Francis-Smith, Janice, THE JOURNAL RECORD
The telecommunications industry has outgrown federal regulations imposed upon it during the last century, says the new president of SBC Oklahoma. Donald Cain took over as president of SBC Oklahoma on Oct. 20. Upon his appointment, Cain said one of his main goals is to provide Oklahomans with the most advanced technology and to help make the state an economic draw for high-tech companies.
A native of the Texas Panhandle city of Pampa, Cain earned a bachelor's degree from McMurry University in Abilene, Texas, in 1976, and taught history and psychology at Pampa High School and the Dallas Academy before joining SBC.
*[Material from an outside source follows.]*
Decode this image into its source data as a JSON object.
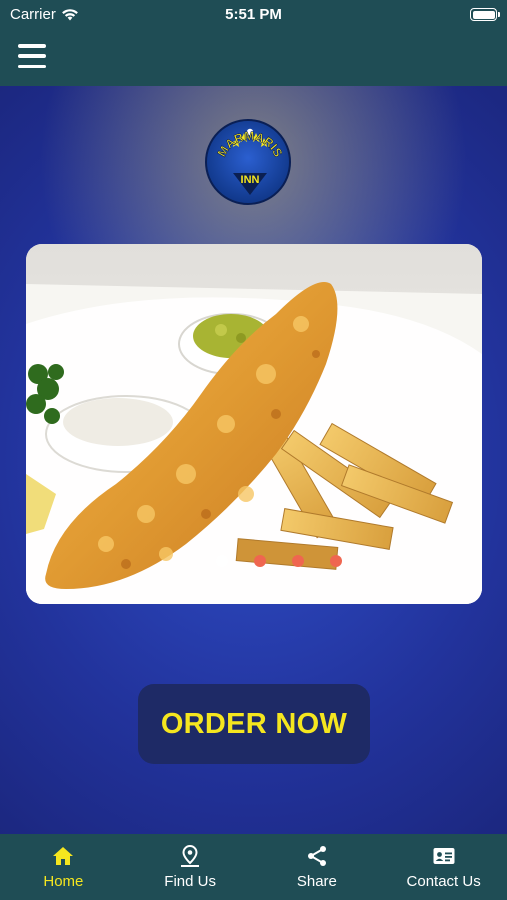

Cain has been with SBC for 24 years, beginning in 1979 in the company's customer-focused network services organization and moving on to several positions dealing with customer service, regulatory and external affairs. Cain headed the legislative and regulatory team in South Africa, representing SBC's interest in Telkom South Africa, from 1997 to 2000.
Prior to his present position as president of SBC Oklahoma, Cain served more than three years as SBC's managing director of federal regulatory policy in Washington, D.C.
According to Cain, many of the regulations that were originally designed to help the consumer now do the consumer more harm than good. Over-regulation discourages investment in research and development, which in turn cripples the entire economy, he said.
Many of the rules that currently govern the telecommunications industry went into effect in the early 1980s, noted Cain. (SBC controlled) 83 percent of the access lines in the state, he said. Today, with the advent of cellular phones, e-mail and other communications options, SBC possesses less than 40 percent of the market.
Regulation is supposed to substitute for competition in a monopoly market, said Cain. Well, the competition is here. It's time to let the market work.
Fears that deregulation would cause prices to skyrocket have been proved unfounded in the past, noted Cain. For instance, the cost of high-speed DSL Internet access has become less expensive since broadband services have been deregulated.
But SBC is still saddled with a number of outdated regulations, Cain said. As the incumbent carrier, we continue to get regulated as if it's still the 1980s, said Cain. We need the ability to have the same freedom our competitors do.
Cain pointed to the railroad industry as an example. …